Twenty years after it appeared in Raiders of the Lost Ark, the iconic golden idol that Indiana Jones tried to steal at the beginning of the film was re-used in The Majestic. It was part of the fictional in-film Sand Pirates of the Sahara, which is actually an homage to Indiana Jones. The golden idol also appeared briefly in Spy Kids 2: Island of Lost Dreams.
4. Space Station Model from Star Trek: The Motion Picture and Star Trek II: The Wrath Of Khan
The orbital office complex from Star Trek: The Motion Picture is the same miniature used for the Regula One station from Star Trek II: The Wrath of Khan, just turned upside down. The prop was also re-dressed and re-purposed for Star Trek: The Next Generation, Deep Space Nine, and Voyager.
5. Samurai Swords from Kill Bill and Sin City
Devon Aoki's character in Sin City, Miho, used two samurai swords that the character O-Ren Ishii also used in Kill Bill. In the Sin City special edition DVD, co-creators Frank Miller and Robert Rodriguez admitted that in the film's mythology, fictional sword-maker Hattori Hanzo fashioned both katana blades for Kill Bill and Sin City.
6. Flying Car from Blade Runner and Back To The Future II
cyberboris / Universal Pictures
At the end of filming Blade Runner, director Ridley Scott wanted all of the prop vehicles destroyed so that no other movie production could use them in the future. However, the Spinner, the flying police car, wasn't destroyed—in fact, it was re-painted and re-purposed for Back To The Future Part II. Blade Runner's automotive concept designer Gene Winfield, who designed the Spinner, also worked on Back To The Future Part II to give the sequel a futuristic look and feel.
7. Body Armor and Helmets from Starship Troopers, Planet of the Apes (2001), and Firefly
Most of the military gear made for Starship Troopers was re-painted and re-used for a number of other productions, including the television show Firefly—Joss Whedon recycled Starship Troopers' Federation body armor for Alliance soldiers' uniforms—and the 2001 Planet of the Apes remake (director Tim Burton re-purposed Federation helmets for the ape SWAT team at the end of film).
8. 1973 Oldsmobile Delta 88 from almost every Sam Raimi movie
Sam Raimi includes his very own 1973 Oldsmobile Delta 88 Royale in most of his movies, even if it is anachronistic.
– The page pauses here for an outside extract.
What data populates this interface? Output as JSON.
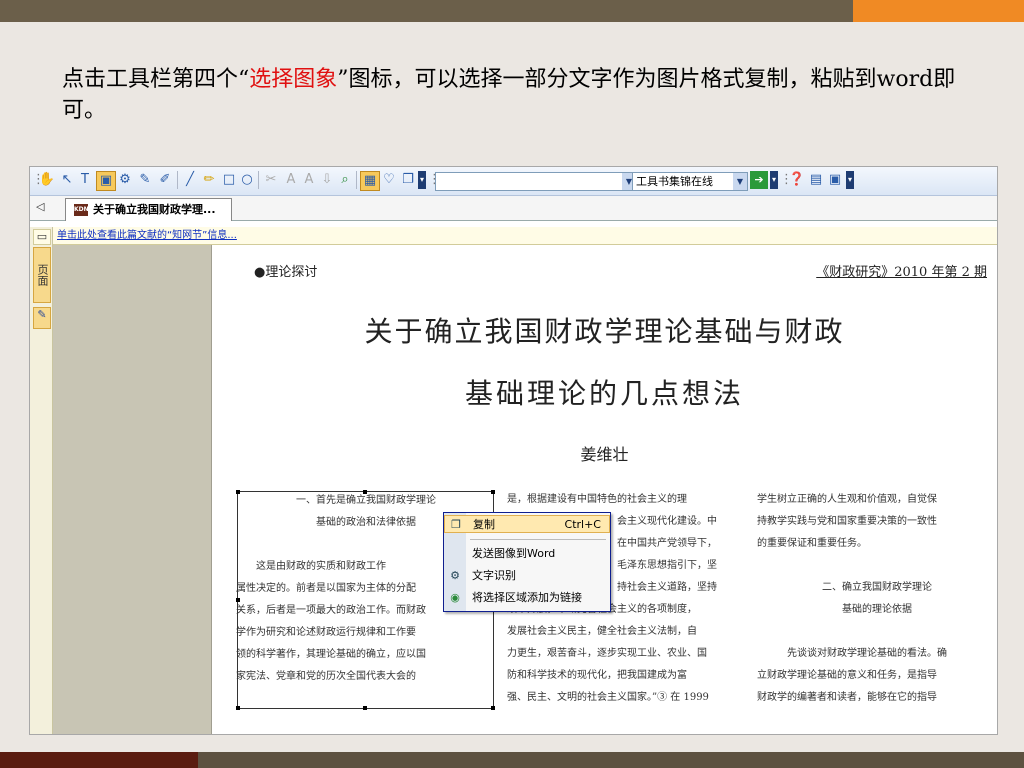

For example, it appeared in The Quick and the Dead, a Western set in the 1880s. According to Bruce Campbell, “Sam had [the car] stripped down and a wagon built on top of it.”
9. California license plate "2GAT123" from Beverly Hills Cop II, Training Day, Kiss Kiss Bang Bang, Role Models,Traffic, Mulholland Dr., Curb Your Enthusiasm, and many, many other movies
California no longer issues license plates in the "GAT" series, so movie productions keep using the plate because it's not tied to an actual identity or car. According to Curb Your Enthusiasm producer Bob Weide, "They're just prop plates that are used by a number of productions. The DMV puts certain number/letter combinations aside for this purpose. Any time you see a readable license plate in our show, it's a prop—slapped on the car by our propmaster."
Over the years, the "2GAT123" California license plate became as ubiquitous as the "555" phone number prefix, which is used for similar reasons, in movies and television.
10. A Newspaper from No Country For Old Men, A Murder of Crows, The Texas Chainsaw Massacre (2003), and a long list of TV Shows, including Modern Family, Married with Children, Scrubs, and Lucky Louie
For years, the same prop newspaper was used for a variety of movies and TV shows with the same recycled headlines and feature images. It featured a black-and-white photo of a woman with long thick hair and headlines that read, "She's 3rd Brightest But Hard 'Gal' To See" and "Compromised Housing Bill Sent to President for OK." According to Slate, the newspaper is from a small prop company in Sun Valley, California called the Earl Hays Press and was first printed in the 1960s. Movie and TV productions keep using the same prop newspaper because it's actually cheaper to pay $15 per prop than get legal clearance from an up-to-date New York Times or other real-life newspaper.